- Find some peace and quiet within yourself by getting away from electronics (if only mentally) before bedtime; try reading an actual book instead of scrolling through Facebook or Instagram on your phone; give yourself time each evening where no one else is around (no roommates!) so that you can focus on relaxing without distraction before turning off all lights except those necessary in order read comfortably while laying down comfortably upon soft sheets atop cozy blankets atop comfy pillows under which lays a mattress suitable enough so as not disrupt restful slumber when lying upon said mattress as well?
Give yourself some screen-free time before bed.
Avoiding screens before bedtime is important. While you may love playing games on your phone or watching a late night show, the light from these devices can be enough to interfere with your body’s natural circadian rhythm. This means that you won’t fall asleep as easily and will have less sleep overall. It’s also important to think about what you’re doing on your devices: if they’re keeping you up because they’re making you anxious or stressed out, then it’s time to take them away!
Don’t go to bed too hungry or too full.
You should not go to bed hungry or full. If you eat a large meal just before going to bed, it can lead to heartburn and acid reflux, which will keep you awake. Eating too close to bedtime also disrupts the normal function of your digestive system, causing indigestion that makes it difficult for you to fall asleep. Eating a large meal within 2-3 hours of going to sleep leads to stomach discomfort, making it hard for your body to relax and get comfortable enough for sleep.
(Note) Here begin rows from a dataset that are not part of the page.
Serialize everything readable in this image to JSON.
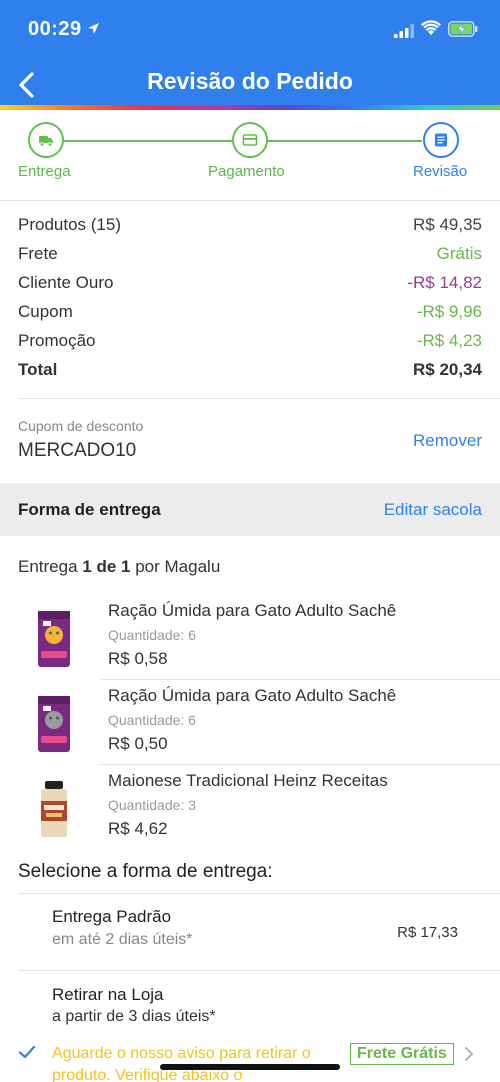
{
  "status_bar": {
    "time": "00:29"
  },
  "header": {
    "title": "Revisão do Pedido"
  },
  "steps": [
    {
      "label": "Entrega",
      "icon": "truck-icon",
      "state": "done"
    },
    {
      "label": "Pagamento",
      "icon": "credit-card-icon",
      "state": "done"
    },
    {
      "label": "Revisão",
      "icon": "document-icon",
      "state": "active"
    }
  ],
  "summary": [
    {
      "label": "Produtos (15)",
      "value": "R$ 49,35",
      "color": "#444444"
    },
    {
      "label": "Frete",
      "value": "Grátis",
      "color": "#66b84c"
    },
    {
      "label": "Cliente Ouro",
      "value": "-R$ 14,82",
      "color": "#9a3b94"
    },
    {
      "label": "Cupom",
      "value": "-R$ 9,96",
      "color": "#66b84c"
    },
    {
      "label": "Promoção",
      "value": "-R$ 4,23",
      "color": "#66b84c"
    },
    {
      "label": "Total",
      "value": "R$ 20,34",
      "color": "#333333"
    }
  ],
  "coupon": {
    "label": "Cupom de desconto",
    "code": "MERCADO10",
    "remove_label": "Remover"
  },
  "delivery_section": {
    "title": "Forma de entrega",
    "edit_label": "Editar sacola"
  },
  "delivery": {
    "prefix": "Entrega",
    "count": "1 de 1",
    "suffix": "por Magalu"
  },
  "products": [
    {
      "name": "Ração Úmida para Gato Adulto Sachê",
      "quantity": "Quantidade: 6",
      "price": "R$ 0,58",
      "image": "cat-food-pouch-image"
    },
    {
      "name": "Ração Úmida para Gato Adulto Sachê",
      "quantity": "Quantidade: 6",
      "price": "R$ 0,50",
      "image": "cat-food-pouch-image"
    },
    {
      "name": "Maionese Tradicional Heinz Receitas",
      "quantity": "Quantidade: 3",
      "price": "R$ 4,62",
      "image": "mayonnaise-jar-image"
    }
  ],
  "shipping_options": {
    "title": "Selecione a forma de entrega:",
    "items": [
      {
        "name": "Entrega Padrão",
        "sub": "em até 2 dias úteis*",
        "price": "R$ 17,33"
      },
      {
        "name": "Retirar na Loja",
        "sub": "a partir de 3 dias úteis*",
        "price": ""
      }
    ],
    "pickup_notice": "Aguarde o nosso aviso para retirar o produto. Verifique abaixo o",
    "pickup_badge": "Frete Grátis"
  },
  "colors": {
    "primary": "#2f80ed",
    "green": "#66b84c",
    "purple": "#9a3b94",
    "notice": "#f0c419"
  }
}
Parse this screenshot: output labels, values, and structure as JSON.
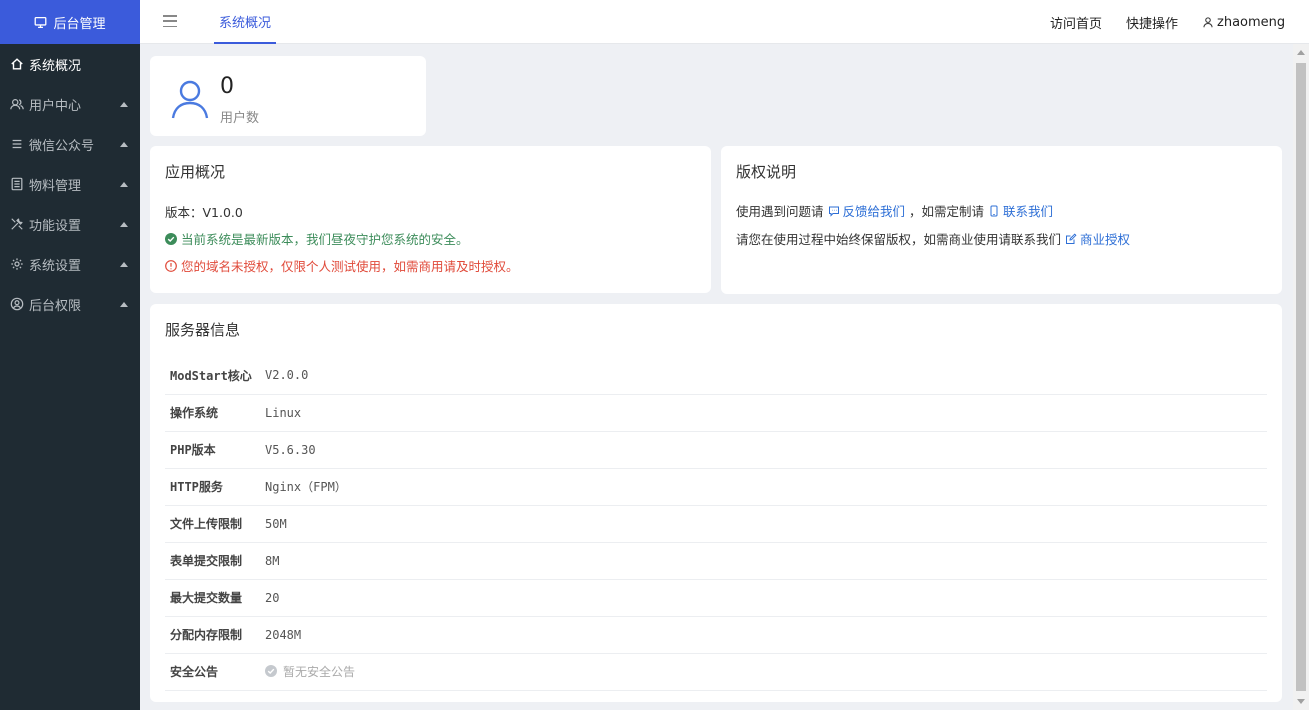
{
  "brand": {
    "label": "后台管理",
    "icon": "monitor-icon",
    "bg": "#3b5bdb"
  },
  "sidebar": {
    "items": [
      {
        "label": "系统概况",
        "icon": "home-icon",
        "active": true
      },
      {
        "label": "用户中心",
        "icon": "users-icon"
      },
      {
        "label": "微信公众号",
        "icon": "list-icon"
      },
      {
        "label": "物料管理",
        "icon": "document-icon"
      },
      {
        "label": "功能设置",
        "icon": "tools-icon"
      },
      {
        "label": "系统设置",
        "icon": "gear-icon"
      },
      {
        "label": "后台权限",
        "icon": "user-circle-icon"
      }
    ]
  },
  "header": {
    "tab": "系统概况",
    "home_link": "访问首页",
    "quick_actions": "快捷操作",
    "username": "zhaomeng"
  },
  "stat": {
    "value": "0",
    "label": "用户数"
  },
  "app_overview": {
    "title": "应用概况",
    "version": "版本：V1.0.0",
    "status_ok": "当前系统是最新版本，我们昼夜守护您系统的安全。",
    "status_warn": "您的域名未授权，仅限个人测试使用，如需商用请及时授权。"
  },
  "copyright": {
    "title": "版权说明",
    "line1_prefix": "使用遇到问题请",
    "feedback_link": "反馈给我们",
    "line1_mid": "，如需定制请",
    "contact_link": "联系我们",
    "line2_prefix": "请您在使用过程中始终保留版权，如需商业使用请联系我们",
    "license_link": "商业授权"
  },
  "server": {
    "title": "服务器信息",
    "rows": [
      {
        "key": "ModStart核心",
        "value": "V2.0.0"
      },
      {
        "key": "操作系统",
        "value": "Linux"
      },
      {
        "key": "PHP版本",
        "value": "V5.6.30"
      },
      {
        "key": "HTTP服务",
        "value": "Nginx（FPM）"
      },
      {
        "key": "文件上传限制",
        "value": "50M"
      },
      {
        "key": "表单提交限制",
        "value": "8M"
      },
      {
        "key": "最大提交数量",
        "value": "20"
      },
      {
        "key": "分配内存限制",
        "value": "2048M"
      },
      {
        "key": "安全公告",
        "value": "暂无安全公告"
      }
    ]
  },
  "colors": {
    "accent": "#3b5bdb",
    "link": "#2e6fd6",
    "ok": "#3c8c5a",
    "warn": "#e04a3a",
    "sidebar": "#1f2b33"
  }
}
If caffeine is not already known as an enemy of good sleep, now it is! Caffeine keeps your brain awake by blocking adenosine receptors in the brain (which help us feel tired), so no matter how tired you feel when drinking coffee or tea at dinner time, chances are good that this stimulant will make it harder for you fall asleep at night later on. Alcohol can have similar effects as caffeine: It disrupts your circadian rhythm by inhibiting melatonin production and increasing serotonin levels in the brain—which contributes both directly or indirectly (via increased alertness)
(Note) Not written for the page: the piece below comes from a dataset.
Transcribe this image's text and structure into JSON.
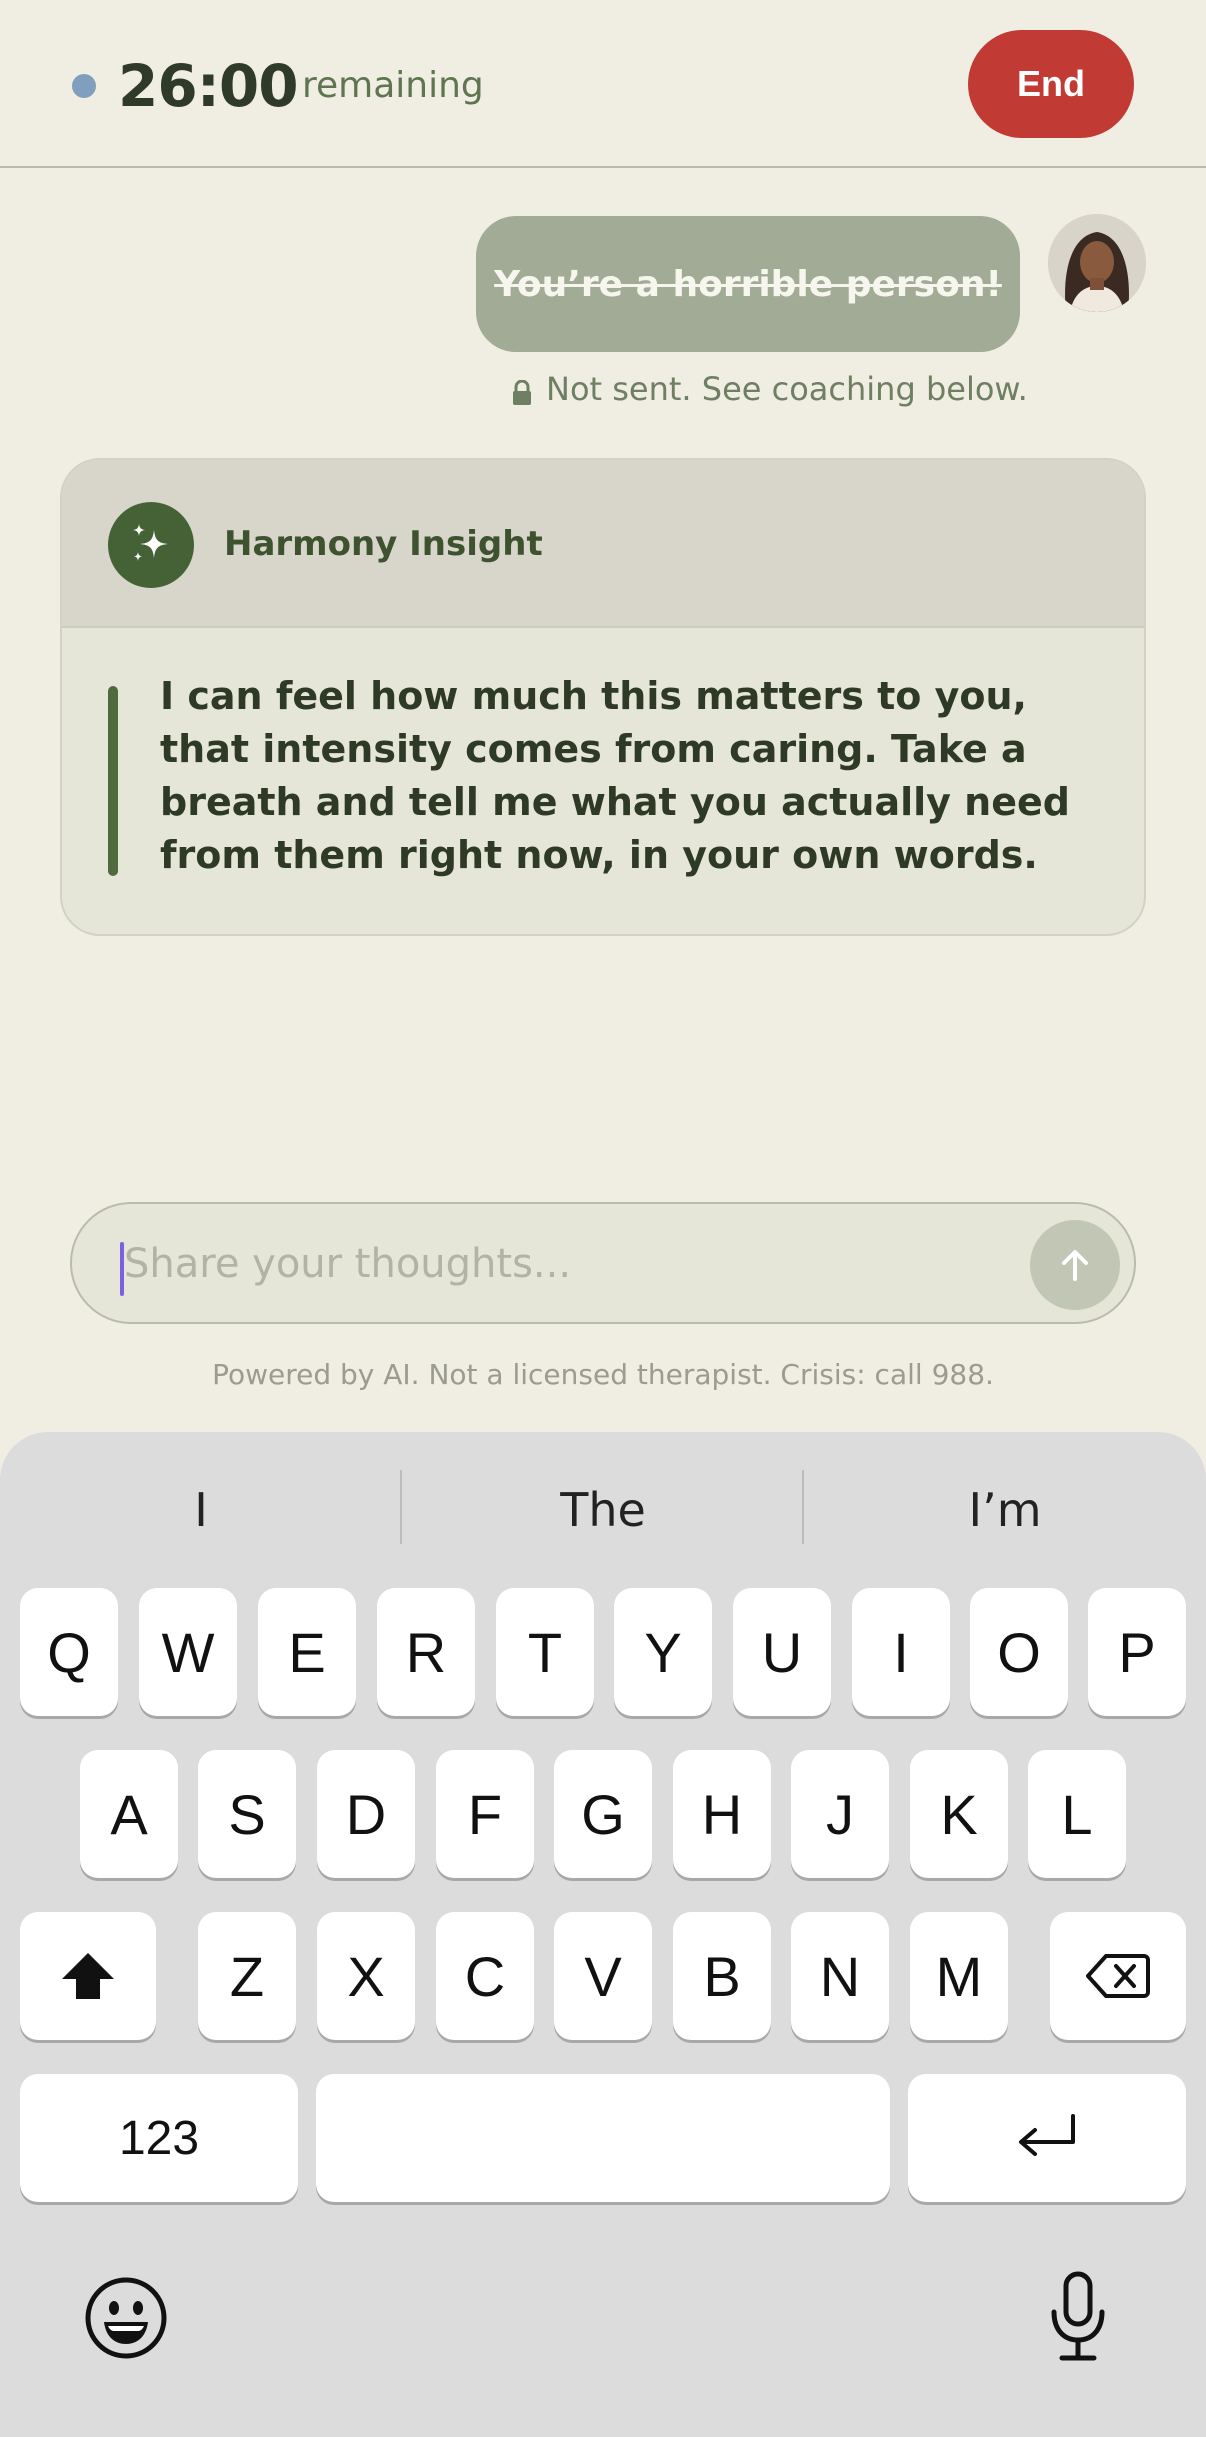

Keeping these tips in mind will help you establish — and stick to — a sleep routine that works for you
- Make your bed a sacred space.
- Establish and stick to a regular sleep schedule.
- Stick to your morning routine, even on weekends.
- Avoid caffeine, alcohol and nicotine late in the evening (or at least an hour before bed).
Sleep is a vital part of living a healthy life. It’s the time when your body and brain get to rest and recharge, preparing you to tackle whatever challenges or joys the next day will bring. Having trouble sleeping can lead to many negative consequences, both physical and emotional in nature. If you want to improve your sleep, it can be helpful to establish a nighttime routine and stick with it; creating a regular pattern will help your body get used to going to sleep and waking up at certain times of day. But remember that everyone’s needs are different, so don’t be afraid of trying new things until you find what works best for you!